Jmeter | Capture Real Think Time of User

Goal:

As an automation tester, I would like to record real/actual think time of user which allows testers to avoid the long and tedious task of manually adding static timers.

What is THINK TIME?

When evaluating the performance of a given system, it is important to perform tests under realistic conditions. The “think time” plays an important role when doing performance tests.

It is defined as the time between the completion of one request and the start of the next request.

Problem:

By default, a JMeter thread executes samplers in sequence without pausing. JMeter sends requests without applying any delay between each sampler/request. In that case, JMeter could overwhelm your test server by making too many requests in a short amount of times.

Solution:

We recommend that you specify a delay by adding one of the available timers to your Thread Group.
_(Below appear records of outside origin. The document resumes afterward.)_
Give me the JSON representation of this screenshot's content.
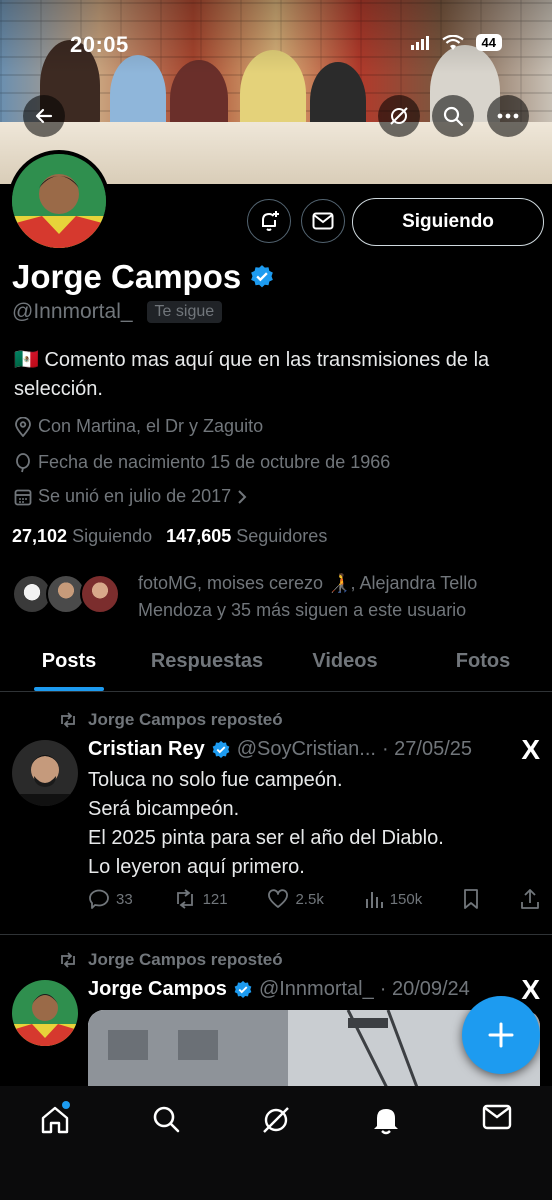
{
  "status_bar": {
    "time": "20:05",
    "battery": "44"
  },
  "profile": {
    "name": "Jorge Campos",
    "handle": "@Innmortal_",
    "follows_you": "Te sigue",
    "follow_button": "Siguiendo",
    "bio": "🇲🇽 Comento mas aquí que en las transmisiones de la selección.",
    "location": "Con Martina, el Dr y Zaguito",
    "birthday": "Fecha de nacimiento 15 de octubre de 1966",
    "joined": "Se unió en julio de 2017",
    "following_count": "27,102",
    "following_label": "Siguiendo",
    "followers_count": "147,605",
    "followers_label": "Seguidores",
    "known_followers": "fotoMG, moises cerezo 🧑‍🦯, Alejandra Tello Mendoza y 35 más siguen a este usuario"
  },
  "tabs": [
    {
      "label": "Posts",
      "active": true
    },
    {
      "label": "Respuestas"
    },
    {
      "label": "Videos"
    },
    {
      "label": "Fotos"
    }
  ],
  "tweets": [
    {
      "repost_label": "Jorge Campos reposteó",
      "author": "Cristian Rey",
      "handle": "@SoyCristian...",
      "date": "· 27/05/25",
      "text_lines": [
        "Toluca no solo fue campeón.",
        "Será bicampeón.",
        "El 2025 pinta para ser el año del Diablo.",
        "Lo leyeron aquí primero."
      ],
      "replies": "33",
      "reposts": "121",
      "likes": "2.5k",
      "views": "150k"
    },
    {
      "repost_label": "Jorge Campos reposteó",
      "author": "Jorge Campos",
      "handle": "@Innmortal_",
      "date": "· 20/09/24"
    }
  ],
  "icons": {
    "back": "arrow-left-icon",
    "grok": "grok-icon",
    "search": "search-icon",
    "more": "more-icon",
    "notify": "bell-plus-icon",
    "message": "envelope-icon",
    "verified": "verified-badge-icon",
    "x_logo": "X"
  },
  "colors": {
    "accent": "#1d9bf0",
    "background": "#000000",
    "muted": "#71767b"
  }
}
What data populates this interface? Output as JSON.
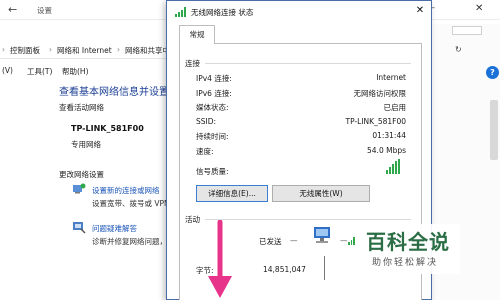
{
  "settings_window": {
    "title": "设置",
    "back_glyph": "←",
    "minimize_glyph": "—",
    "close_glyph": "✕"
  },
  "control_panel": {
    "breadcrumb": [
      "控制面板",
      "网络和 Internet",
      "网络和共享中"
    ],
    "breadcrumb_separator": "›",
    "menu": [
      "(V)",
      "工具(T)",
      "帮助(H)"
    ],
    "heading": "查看基本网络信息并设置连",
    "active_networks_label": "查看活动网络",
    "network_name": "TP-LINK_581F00",
    "network_type": "专用网络",
    "change_settings_label": "更改网络设置",
    "links": [
      {
        "label": "设置新的连接或网络",
        "desc": "设置宽带、拨号或 VPN"
      },
      {
        "label": "问题疑难解答",
        "desc": "诊断并修复网络问题，"
      }
    ],
    "help_glyph": "?"
  },
  "dialog": {
    "title": "无线网络连接 状态",
    "close_glyph": "✕",
    "tab": "常规",
    "connection_group": "连接",
    "rows": [
      {
        "label": "IPv4 连接:",
        "value": "Internet"
      },
      {
        "label": "IPv6 连接:",
        "value": "无网络访问权限"
      },
      {
        "label": "媒体状态:",
        "value": "已启用"
      },
      {
        "label": "SSID:",
        "value": "TP-LINK_581F00"
      },
      {
        "label": "持续时间:",
        "value": "01:31:44"
      },
      {
        "label": "速度:",
        "value": "54.0 Mbps"
      }
    ],
    "signal_label": "信号质量:",
    "signal_level": 1.0,
    "details_button": "详细信息(E)...",
    "wireless_props_button": "无线属性(W)",
    "activity_group": "活动",
    "sent_label": "已发送",
    "bytes_label": "字节:",
    "bytes_sent": "14,851,047"
  },
  "watermark": {
    "title": "百科全说",
    "subtitle": "助你轻松解决"
  },
  "colors": {
    "link_blue": "#1a55b8",
    "heading_blue": "#1b3f94",
    "signal_green": "#2ea84a",
    "arrow_pink": "#e8338a",
    "watermark_green": "#2b6d45"
  }
}
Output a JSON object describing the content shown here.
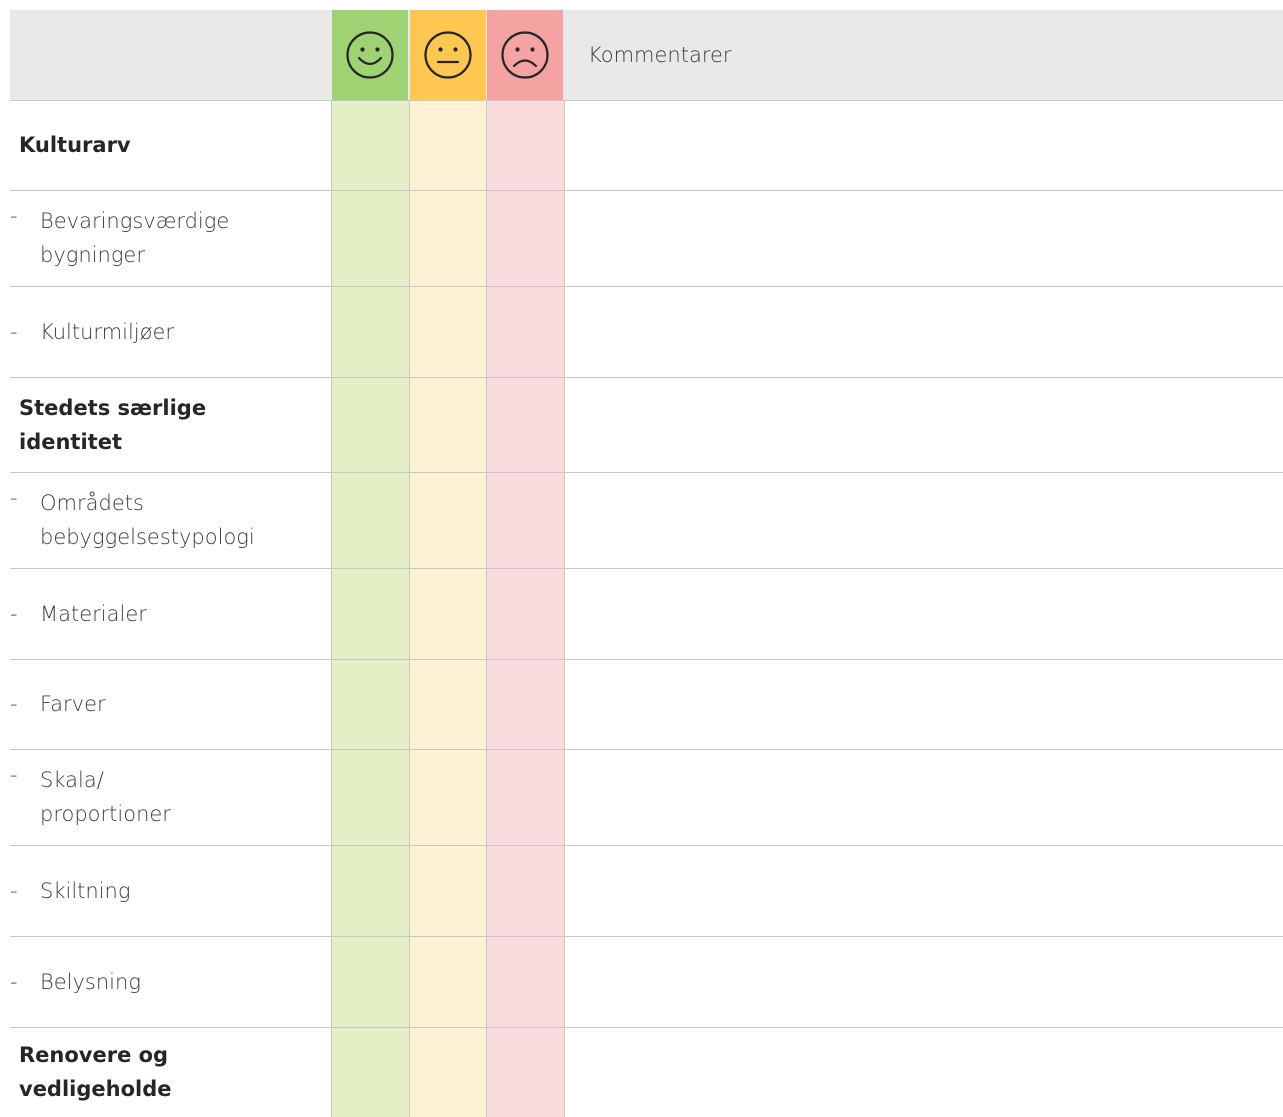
{
  "header": {
    "comments_label": "Kommentarer",
    "ratings": [
      {
        "name": "positive",
        "icon": "smiley-happy-icon",
        "color": "#9fd273",
        "column_color": "#e4efc5"
      },
      {
        "name": "neutral",
        "icon": "smiley-neutral-icon",
        "color": "#fdc752",
        "column_color": "#fdf1d3"
      },
      {
        "name": "negative",
        "icon": "smiley-sad-icon",
        "color": "#f4a2a2",
        "column_color": "#f9dadd"
      }
    ]
  },
  "rows": [
    {
      "label": "Kulturarv",
      "type": "heading"
    },
    {
      "label": "Bevaringsværdige bygninger",
      "type": "item"
    },
    {
      "label": "Kulturmiljøer",
      "type": "item"
    },
    {
      "label": "Stedets særlige identitet",
      "type": "heading"
    },
    {
      "label": "Områdets bebyggelsestypologi",
      "type": "item"
    },
    {
      "label": "Materialer",
      "type": "item"
    },
    {
      "label": "Farver",
      "type": "item"
    },
    {
      "label": "Skala/ proportioner",
      "type": "item"
    },
    {
      "label": "Skiltning",
      "type": "item"
    },
    {
      "label": "Belysning",
      "type": "item"
    },
    {
      "label": "Renovere og vedligeholde",
      "type": "heading"
    }
  ],
  "bullet": "-"
}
A timer will cause JMeter to delay a certain amount of time before each sampler

The JMeter Timers available are as follows: (Ref: JMeter Timers)

  • BeanShell Timer
  • BSF Timer
  • Constant Throughput Timer
  • Constant Timer
  • Gaussian Random Timer
  • JSR223 Timer
  • Poisson Random Timer
  • Synchronizing Timer
  • Uniform Random Timer

Let’s have a look on some common types of timer:

A) Constant Timer:

If you want to have each thread pause for the same amount of time between requests, use this timer.

Jmeter: Constant Timer

Enter Thread Delay value in milliseconds. We have entered delay of “1000” ms in between each user request.

B) Uniform Random Timer:

Uniform Random Timer element is used to delay each request for a random period of time.

Jmeter: Uniform Random Timer

The total delay is the sum of the random value and the offset value.

Total amount of delay = Random Delay Maximum + Constant Delay Offset

Have we solved the PROBLEM?

Are we capturing the real think time of User? Answer: NO

Timers which we have discussed above are more random in nature. it’s not actually considering the actual time which user has spent while performing sequential operations.

Ex:

User may wait 10 ms after he logs into application, may wait for 15 ms after he has added few items to the cart, etc.

Then what’s the SOLUTION?

Answer: Use “The HTTP Proxy Server” wisely :)

The Proxy Server allows JMeter to watch and record actions while users browse web application with standard browsers. JMeter will create test sample objects and store them directly into the test plan as the user browses (so samples can be interactively viewed in real time).

  1. Create a new test-plan and switch to WorkBench. Then go to “WorkBench”->”Add”->”Non-Test Elements”->”HTTP Proxy server”.
Jmeter: HTTP Proxy Server

2. Next Step is Configure your browser to use the JMeter Proxy

More information: refer Jmeter manual

3. To record a more realistic test plan, insert timers between requests.

This will allow the recording of the think time of the user. For this purpose add a Constant Timer to the HTTP Proxy Server node to record think-time (right-click on the “HTTP Proxy Server” node -> choose “Add” -> “Timer,” and -> “Constant Timer.”). After that action change the “Thread Delay” on the timer to “${T}”. This will tell the proxy server to record your time rather than add a constant time for each request.

Note that a timer causes the affected samplers to be delayed. That is, the affected sampling requests are not sent before the specified delay time has passed since the last received response. Therefore, you should manually remove the first sampler’s generated timer since the first sampler usually does not need one.

Finally, the test plan should look like test plan below.

Jmeter: Constant Time with ${T}

4. Now JMeter’s HTTP Proxy Server is ready.

We are ready to record. Let’s start the proxy and surf through the testing application.

See what you get after the recording is displayed below:

The timer recorded the user think time

The timer recorded the user think time.

Are we capturing the real think time of User? Answer: YES :)

Agile Product Delivery Manager | Scrum Master (PRINCE2, CSPO™, CSM™, SFC™, ISTQB)